By Mark Orlovac
BBC Sport in Paris
Cusworth has worked with Argentina since 2001
Pumas rugby director Les Cusworth says the Celtic nations could learn from the structure of rugby in Argentina.
Cusworth believes staying amateur has benefited Argentina while countries like Wales and Scotland have struggled to establish a professional elite.
"Lots of amateur clubs have gone because of professionalism. To get an elite, you need a wide base," he said.
"We have a base other countries would die for and our future, while amateur, is a lot brighter than many nations."
Argentina have made the quarter-finals of the World Cup despite a lack of resources and preparation time while their top players ply their trade in Europe.
The strength and passion of the game in England, Scotland, Ireland and Wales is based in club rugby and we have dismantled all that with the professional game
Both Wales and Ireland failed to reach the knockout stages and Cusworth, a former England fly-half who has been with the Pumas since 2001, says Argentina's decision to remain amateur has been vindicated.
"I have changed my opinion significantly over the last two years," he said. "Especially if you look at the problems Welsh and Scottish rugby has gone through.
"The strength and passion of the game in England, Scotland, Ireland and Wales is based in club rugby and we have dismantled all that with the professional game.
"As soon as you bring in payments a lot of people stop working.
"I would go back to the club structure tomorrow and let the top players go abroad. Could you not have a couple of sides playing in the Magners League based at those clubs?
"If you have mediocre seasons for a couple of years, fine - but get the business structure organised first.
"We have 60,000 people playing rugby in Argentina and 82 clubs in the Buenos Aires province alone. There are 400 Argentine players playing rugby in Europe. If you take 400 top players out of the Home Nations, what would be left?
"The real reason we are all here is for kids to be playing the game. If we encourage them just to play for the provincial sides, you have 3% in the elite. What about the other 97%?"
Argentina have risen to fourth in the world rankings despite being without regular top-flight competition and have fought a lengthy campaign to be included in either the Six Nations or the Tri-Nations.
Scotland are the most improved team in the tournament
And Cusworth insists the prospect of inviting the Pumas into something like the Six Nations should not scare the established countries.
"Where is this game going, where do we want it to be in 30 years time?" he said. "Do we just want a Six Nations or a Tri-Nations? What a stagnant game we will have if that is the case.
"It would be better for us to be in the Six Nations. We could base ourselves in Brussels, Valencia, Madrid, wherever.
"If we are included it will benefit the incumbents. Let's get into the cosy club. The International Rugby Board have been very supportive about our case but they are not the stakeholders. The stakeholders are the Six Nations Committee."

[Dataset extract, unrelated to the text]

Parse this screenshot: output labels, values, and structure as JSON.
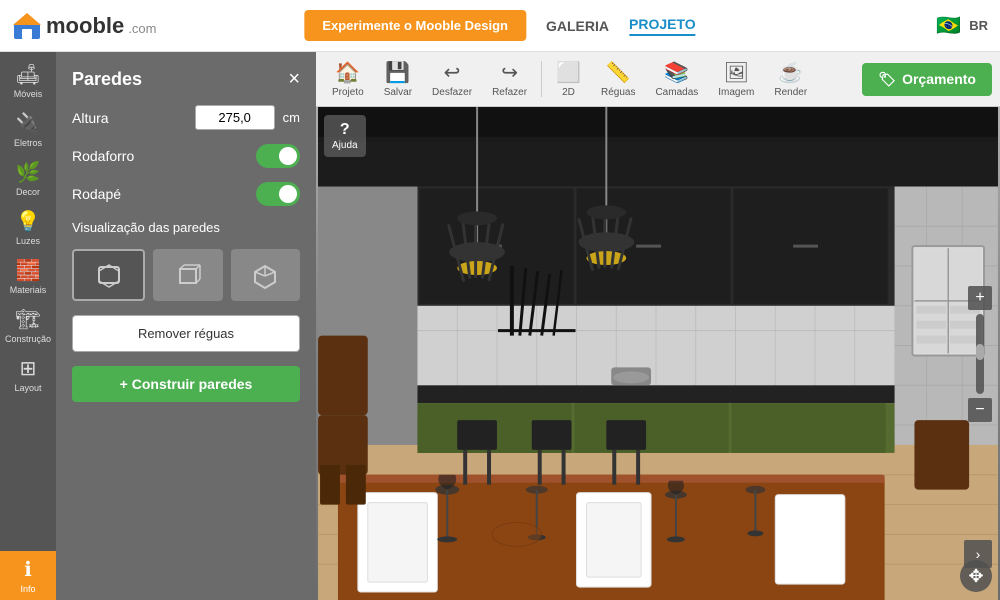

The immediate focus for Argentina is Sunday's quarter-final clash with Scotland at the Stade de France.
The Pumas, who defeated hosts France and Ireland in the pool stages, are on the brink of reaching the semi-finals for the first time but Cusworth says his players are not feeling the pressure.
"This is a journey for them," he said. "Whatever the result is on Sunday, they will have enjoyed the experience.
"These players have real pride in playing for Argentina. In 40 years of being involved in rugby, I have seen nothing like it.
"We are balanced mentally. Argentina have had hiccups in the last two World Cups when things were going well.
"Scotland are the most improved team in the tournament, we said that really early on. Frank Hadden is a very astute coach and he has a good coaching team around him.
"They have excellent line-out forwards, a good scrum, cracking kickers and it will be a very difficult game for both teams."